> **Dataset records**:
━━━━━━━━━━━━━━━━━━━━━━━━━━━━━━

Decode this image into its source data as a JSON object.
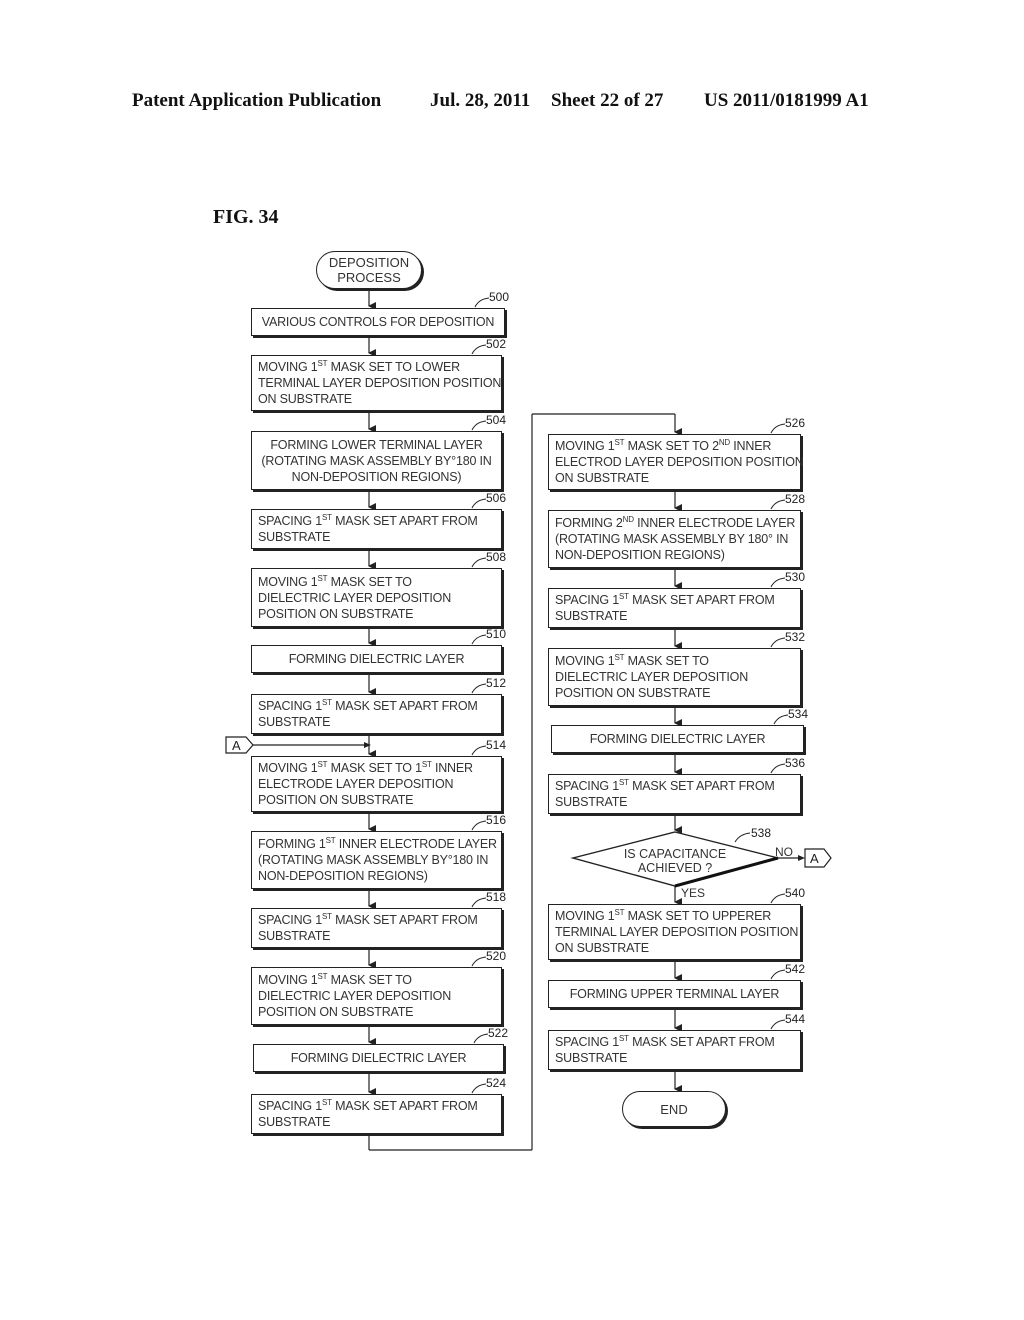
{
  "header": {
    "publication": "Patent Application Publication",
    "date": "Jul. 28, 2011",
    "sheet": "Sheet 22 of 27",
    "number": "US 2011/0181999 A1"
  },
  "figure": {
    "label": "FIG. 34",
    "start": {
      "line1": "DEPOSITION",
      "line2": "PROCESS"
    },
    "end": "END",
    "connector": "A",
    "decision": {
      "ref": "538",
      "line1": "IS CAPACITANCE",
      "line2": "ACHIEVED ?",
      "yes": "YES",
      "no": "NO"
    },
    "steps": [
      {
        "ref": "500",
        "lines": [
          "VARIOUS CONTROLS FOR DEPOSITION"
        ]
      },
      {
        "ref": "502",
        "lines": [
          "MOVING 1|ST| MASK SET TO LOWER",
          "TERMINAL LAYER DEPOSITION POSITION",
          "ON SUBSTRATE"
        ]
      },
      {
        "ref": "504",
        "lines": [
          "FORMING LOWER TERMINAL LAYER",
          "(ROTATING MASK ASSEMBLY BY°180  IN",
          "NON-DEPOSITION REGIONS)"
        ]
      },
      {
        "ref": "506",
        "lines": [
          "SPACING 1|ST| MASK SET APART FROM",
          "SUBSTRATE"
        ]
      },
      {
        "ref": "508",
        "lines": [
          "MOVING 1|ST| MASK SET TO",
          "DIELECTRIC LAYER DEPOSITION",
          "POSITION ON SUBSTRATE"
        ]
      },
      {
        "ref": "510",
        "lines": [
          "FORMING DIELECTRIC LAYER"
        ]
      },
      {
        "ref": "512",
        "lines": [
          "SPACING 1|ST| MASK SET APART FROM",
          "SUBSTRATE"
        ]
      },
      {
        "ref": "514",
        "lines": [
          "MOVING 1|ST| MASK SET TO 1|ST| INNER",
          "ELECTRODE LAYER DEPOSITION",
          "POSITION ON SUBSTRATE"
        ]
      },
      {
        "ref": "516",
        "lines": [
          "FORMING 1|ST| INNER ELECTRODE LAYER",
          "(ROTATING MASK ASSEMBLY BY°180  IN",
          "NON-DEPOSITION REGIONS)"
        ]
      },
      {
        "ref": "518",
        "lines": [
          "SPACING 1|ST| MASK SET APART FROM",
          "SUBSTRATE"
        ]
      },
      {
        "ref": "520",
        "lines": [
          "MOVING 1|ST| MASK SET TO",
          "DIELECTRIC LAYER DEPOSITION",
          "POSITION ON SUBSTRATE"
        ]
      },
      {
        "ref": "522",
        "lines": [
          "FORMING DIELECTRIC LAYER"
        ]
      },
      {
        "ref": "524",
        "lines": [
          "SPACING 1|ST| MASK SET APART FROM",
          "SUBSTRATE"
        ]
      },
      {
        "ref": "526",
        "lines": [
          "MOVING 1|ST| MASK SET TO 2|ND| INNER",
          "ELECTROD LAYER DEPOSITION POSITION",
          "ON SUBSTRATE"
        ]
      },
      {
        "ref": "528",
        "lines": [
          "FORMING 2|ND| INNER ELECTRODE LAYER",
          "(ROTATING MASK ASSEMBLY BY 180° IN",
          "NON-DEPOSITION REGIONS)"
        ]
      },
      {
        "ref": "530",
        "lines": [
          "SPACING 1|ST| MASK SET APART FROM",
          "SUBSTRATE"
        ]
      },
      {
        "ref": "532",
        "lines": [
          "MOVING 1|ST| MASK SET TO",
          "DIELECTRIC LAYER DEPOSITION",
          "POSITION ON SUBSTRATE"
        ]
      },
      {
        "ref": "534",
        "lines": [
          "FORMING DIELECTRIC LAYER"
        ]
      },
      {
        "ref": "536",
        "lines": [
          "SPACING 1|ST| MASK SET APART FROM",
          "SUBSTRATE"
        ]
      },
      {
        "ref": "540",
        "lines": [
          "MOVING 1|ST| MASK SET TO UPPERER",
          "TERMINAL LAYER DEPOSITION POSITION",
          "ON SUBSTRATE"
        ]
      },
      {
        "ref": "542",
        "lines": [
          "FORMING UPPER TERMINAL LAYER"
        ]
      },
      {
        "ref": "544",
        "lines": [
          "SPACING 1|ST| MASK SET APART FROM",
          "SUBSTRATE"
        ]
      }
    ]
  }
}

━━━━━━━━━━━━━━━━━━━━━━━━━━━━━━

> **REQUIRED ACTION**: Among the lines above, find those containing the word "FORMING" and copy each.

> **THE ANSWER**:
          "FORMING LOWER TERMINAL LAYER",
          "FORMING DIELECTRIC LAYER"
          "FORMING 1|ST| INNER ELECTRODE LAYER",
          "FORMING DIELECTRIC LAYER"
          "FORMING 2|ND| INNER ELECTRODE LAYER",
          "FORMING DIELECTRIC LAYER"
          "FORMING UPPER TERMINAL LAYER"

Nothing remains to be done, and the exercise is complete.